Nothing but an exact copy of the records below counts as the answer.
▬▬▬▬▬▬
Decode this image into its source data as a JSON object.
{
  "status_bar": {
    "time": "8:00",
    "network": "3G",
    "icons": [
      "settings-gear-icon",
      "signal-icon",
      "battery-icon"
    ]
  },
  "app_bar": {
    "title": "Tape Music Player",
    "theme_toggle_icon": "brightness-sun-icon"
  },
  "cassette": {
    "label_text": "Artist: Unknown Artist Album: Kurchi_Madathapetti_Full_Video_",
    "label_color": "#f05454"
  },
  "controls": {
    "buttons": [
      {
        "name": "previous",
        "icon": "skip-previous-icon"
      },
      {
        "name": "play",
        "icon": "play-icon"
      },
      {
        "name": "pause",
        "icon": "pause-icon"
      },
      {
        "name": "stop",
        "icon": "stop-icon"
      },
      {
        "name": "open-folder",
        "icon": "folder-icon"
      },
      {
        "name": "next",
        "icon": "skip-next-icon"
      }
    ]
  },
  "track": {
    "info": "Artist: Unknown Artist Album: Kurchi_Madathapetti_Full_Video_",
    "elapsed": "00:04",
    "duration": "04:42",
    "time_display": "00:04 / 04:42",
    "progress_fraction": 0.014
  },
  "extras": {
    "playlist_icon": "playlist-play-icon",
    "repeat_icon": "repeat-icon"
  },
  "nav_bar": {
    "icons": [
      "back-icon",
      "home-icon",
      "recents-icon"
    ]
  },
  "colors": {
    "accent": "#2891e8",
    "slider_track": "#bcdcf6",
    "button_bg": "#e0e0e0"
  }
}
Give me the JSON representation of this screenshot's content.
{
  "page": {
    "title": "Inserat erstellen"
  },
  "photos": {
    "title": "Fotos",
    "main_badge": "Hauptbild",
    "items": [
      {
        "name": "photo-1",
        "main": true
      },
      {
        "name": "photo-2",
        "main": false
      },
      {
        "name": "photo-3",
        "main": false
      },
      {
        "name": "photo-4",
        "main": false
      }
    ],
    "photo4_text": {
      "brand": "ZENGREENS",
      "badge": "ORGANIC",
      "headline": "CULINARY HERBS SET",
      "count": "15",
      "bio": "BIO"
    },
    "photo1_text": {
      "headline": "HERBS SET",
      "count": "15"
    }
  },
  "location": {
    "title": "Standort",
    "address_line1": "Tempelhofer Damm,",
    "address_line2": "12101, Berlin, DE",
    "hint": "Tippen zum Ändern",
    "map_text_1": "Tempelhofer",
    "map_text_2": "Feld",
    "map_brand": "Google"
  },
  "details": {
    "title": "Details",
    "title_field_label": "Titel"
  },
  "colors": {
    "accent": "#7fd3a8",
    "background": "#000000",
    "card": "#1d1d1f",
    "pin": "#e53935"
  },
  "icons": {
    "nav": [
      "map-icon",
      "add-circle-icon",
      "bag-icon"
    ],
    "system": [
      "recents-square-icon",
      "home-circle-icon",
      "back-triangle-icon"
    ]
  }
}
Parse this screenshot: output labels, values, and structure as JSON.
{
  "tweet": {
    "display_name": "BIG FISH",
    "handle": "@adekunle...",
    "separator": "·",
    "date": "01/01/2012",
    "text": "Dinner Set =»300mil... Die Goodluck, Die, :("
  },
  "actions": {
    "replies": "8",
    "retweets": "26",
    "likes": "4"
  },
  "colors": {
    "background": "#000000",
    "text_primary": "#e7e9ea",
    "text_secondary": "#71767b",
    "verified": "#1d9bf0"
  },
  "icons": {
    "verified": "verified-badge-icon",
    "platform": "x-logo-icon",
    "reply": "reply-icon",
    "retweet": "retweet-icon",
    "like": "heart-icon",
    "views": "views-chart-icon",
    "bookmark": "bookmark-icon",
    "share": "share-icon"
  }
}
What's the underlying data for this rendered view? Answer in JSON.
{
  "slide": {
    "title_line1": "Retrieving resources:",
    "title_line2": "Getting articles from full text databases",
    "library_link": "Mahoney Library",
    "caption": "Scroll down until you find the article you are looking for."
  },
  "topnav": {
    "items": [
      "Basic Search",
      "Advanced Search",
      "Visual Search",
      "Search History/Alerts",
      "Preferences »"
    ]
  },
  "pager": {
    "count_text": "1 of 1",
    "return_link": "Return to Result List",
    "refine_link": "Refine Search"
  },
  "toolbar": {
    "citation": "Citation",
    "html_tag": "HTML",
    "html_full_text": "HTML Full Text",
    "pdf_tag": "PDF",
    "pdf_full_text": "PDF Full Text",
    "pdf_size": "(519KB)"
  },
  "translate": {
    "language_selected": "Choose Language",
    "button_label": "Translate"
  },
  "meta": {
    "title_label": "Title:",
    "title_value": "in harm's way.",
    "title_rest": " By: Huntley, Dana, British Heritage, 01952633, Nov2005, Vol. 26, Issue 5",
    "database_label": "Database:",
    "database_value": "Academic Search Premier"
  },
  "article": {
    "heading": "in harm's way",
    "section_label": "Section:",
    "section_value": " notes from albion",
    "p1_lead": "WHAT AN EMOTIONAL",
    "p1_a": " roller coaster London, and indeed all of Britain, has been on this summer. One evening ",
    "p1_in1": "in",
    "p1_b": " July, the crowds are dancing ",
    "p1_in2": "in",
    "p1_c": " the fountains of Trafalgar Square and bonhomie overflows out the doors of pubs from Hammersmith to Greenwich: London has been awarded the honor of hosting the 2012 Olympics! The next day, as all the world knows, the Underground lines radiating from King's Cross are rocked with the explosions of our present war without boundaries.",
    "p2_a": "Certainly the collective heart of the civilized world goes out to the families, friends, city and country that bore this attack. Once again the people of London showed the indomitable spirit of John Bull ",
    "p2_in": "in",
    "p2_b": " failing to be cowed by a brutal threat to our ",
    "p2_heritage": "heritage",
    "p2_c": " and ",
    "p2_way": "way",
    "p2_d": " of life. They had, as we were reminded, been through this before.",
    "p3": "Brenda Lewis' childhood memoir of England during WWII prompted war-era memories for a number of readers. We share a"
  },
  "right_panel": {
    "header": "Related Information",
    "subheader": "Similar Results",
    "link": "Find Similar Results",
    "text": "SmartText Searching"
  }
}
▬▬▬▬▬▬
RESPONSE TO THE TASK -
Decode this image into its source data as a JSON object.
{
  "status_bar": {
    "time": "8:00",
    "network": "3G",
    "icons": [
      "settings-gear-icon",
      "signal-icon",
      "battery-icon"
    ]
  },
  "app_bar": {
    "title": "Tape Music Player",
    "theme_toggle_icon": "brightness-sun-icon"
  },
  "cassette": {
    "label_text": "Artist: Unknown Artist Album: Kurchi_Madathapetti_Full_Video_",
    "label_color": "#f05454"
  },
  "controls": {
    "buttons": [
      {
        "name": "previous",
        "icon": "skip-previous-icon"
      },
      {
        "name": "play",
        "icon": "play-icon"
      },
      {
        "name": "pause",
        "icon": "pause-icon"
      },
      {
        "name": "stop",
        "icon": "stop-icon"
      },
      {
        "name": "open-folder",
        "icon": "folder-icon"
      },
      {
        "name": "next",
        "icon": "skip-next-icon"
      }
    ]
  },
  "track": {
    "info": "Artist: Unknown Artist Album: Kurchi_Madathapetti_Full_Video_",
    "elapsed": "00:04",
    "duration": "04:42",
    "time_display": "00:04 / 04:42",
    "progress_fraction": 0.014
  },
  "extras": {
    "playlist_icon": "playlist-play-icon",
    "repeat_icon": "repeat-icon"
  },
  "nav_bar": {
    "icons": [
      "back-icon",
      "home-icon",
      "recents-icon"
    ]
  },
  "colors": {
    "accent": "#2891e8",
    "slider_track": "#bcdcf6",
    "button_bg": "#e0e0e0"
  }
}
Give me the JSON representation of this screenshot's content.
{
  "page": {
    "title": "Inserat erstellen"
  },
  "photos": {
    "title": "Fotos",
    "main_badge": "Hauptbild",
    "items": [
      {
        "name": "photo-1",
        "main": true
      },
      {
        "name": "photo-2",
        "main": false
      },
      {
        "name": "photo-3",
        "main": false
      },
      {
        "name": "photo-4",
        "main": false
      }
    ],
    "photo4_text": {
      "brand": "ZENGREENS",
      "badge": "ORGANIC",
      "headline": "CULINARY HERBS SET",
      "count": "15",
      "bio": "BIO"
    },
    "photo1_text": {
      "headline": "HERBS SET",
      "count": "15"
    }
  },
  "location": {
    "title": "Standort",
    "address_line1": "Tempelhofer Damm,",
    "address_line2": "12101, Berlin, DE",
    "hint": "Tippen zum Ändern",
    "map_text_1": "Tempelhofer",
    "map_text_2": "Feld",
    "map_brand": "Google"
  },
  "details": {
    "title": "Details",
    "title_field_label": "Titel"
  },
  "colors": {
    "accent": "#7fd3a8",
    "background": "#000000",
    "card": "#1d1d1f",
    "pin": "#e53935"
  },
  "icons": {
    "nav": [
      "map-icon",
      "add-circle-icon",
      "bag-icon"
    ],
    "system": [
      "recents-square-icon",
      "home-circle-icon",
      "back-triangle-icon"
    ]
  }
}
Parse this screenshot: output labels, values, and structure as JSON.
{
  "tweet": {
    "display_name": "BIG FISH",
    "handle": "@adekunle...",
    "separator": "·",
    "date": "01/01/2012",
    "text": "Dinner Set =»300mil... Die Goodluck, Die, :("
  },
  "actions": {
    "replies": "8",
    "retweets": "26",
    "likes": "4"
  },
  "colors": {
    "background": "#000000",
    "text_primary": "#e7e9ea",
    "text_secondary": "#71767b",
    "verified": "#1d9bf0"
  },
  "icons": {
    "verified": "verified-badge-icon",
    "platform": "x-logo-icon",
    "reply": "reply-icon",
    "retweet": "retweet-icon",
    "like": "heart-icon",
    "views": "views-chart-icon",
    "bookmark": "bookmark-icon",
    "share": "share-icon"
  }
}
What's the underlying data for this rendered view? Answer in JSON.
{
  "slide": {
    "title_line1": "Retrieving resources:",
    "title_line2": "Getting articles from full text databases",
    "library_link": "Mahoney Library",
    "caption": "Scroll down until you find the article you are looking for."
  },
  "topnav": {
    "items": [
      "Basic Search",
      "Advanced Search",
      "Visual Search",
      "Search History/Alerts",
      "Preferences »"
    ]
  },
  "pager": {
    "count_text": "1 of 1",
    "return_link": "Return to Result List",
    "refine_link": "Refine Search"
  },
  "toolbar": {
    "citation": "Citation",
    "html_tag": "HTML",
    "html_full_text": "HTML Full Text",
    "pdf_tag": "PDF",
    "pdf_full_text": "PDF Full Text",
    "pdf_size": "(519KB)"
  },
  "translate": {
    "language_selected": "Choose Language",
    "button_label": "Translate"
  },
  "meta": {
    "title_label": "Title:",
    "title_value": "in harm's way.",
    "title_rest": " By: Huntley, Dana, British Heritage, 01952633, Nov2005, Vol. 26, Issue 5",
    "database_label": "Database:",
    "database_value": "Academic Search Premier"
  },
  "article": {
    "heading": "in harm's way",
    "section_label": "Section:",
    "section_value": " notes from albion",
    "p1_lead": "WHAT AN EMOTIONAL",
    "p1_a": " roller coaster London, and indeed all of Britain, has been on this summer. One evening ",
    "p1_in1": "in",
    "p1_b": " July, the crowds are dancing ",
    "p1_in2": "in",
    "p1_c": " the fountains of Trafalgar Square and bonhomie overflows out the doors of pubs from Hammersmith to Greenwich: London has been awarded the honor of hosting the 2012 Olympics! The next day, as all the world knows, the Underground lines radiating from King's Cross are rocked with the explosions of our present war without boundaries.",
    "p2_a": "Certainly the collective heart of the civilized world goes out to the families, friends, city and country that bore this attack. Once again the people of London showed the indomitable spirit of John Bull ",
    "p2_in": "in",
    "p2_b": " failing to be cowed by a brutal threat to our ",
    "p2_heritage": "heritage",
    "p2_c": " and ",
    "p2_way": "way",
    "p2_d": " of life. They had, as we were reminded, been through this before.",
    "p3": "Brenda Lewis' childhood memoir of England during WWII prompted war-era memories for a number of readers. We share a"
  },
  "right_panel": {
    "header": "Related Information",
    "subheader": "Similar Results",
    "link": "Find Similar Results",
    "text": "SmartText Searching"
  }
}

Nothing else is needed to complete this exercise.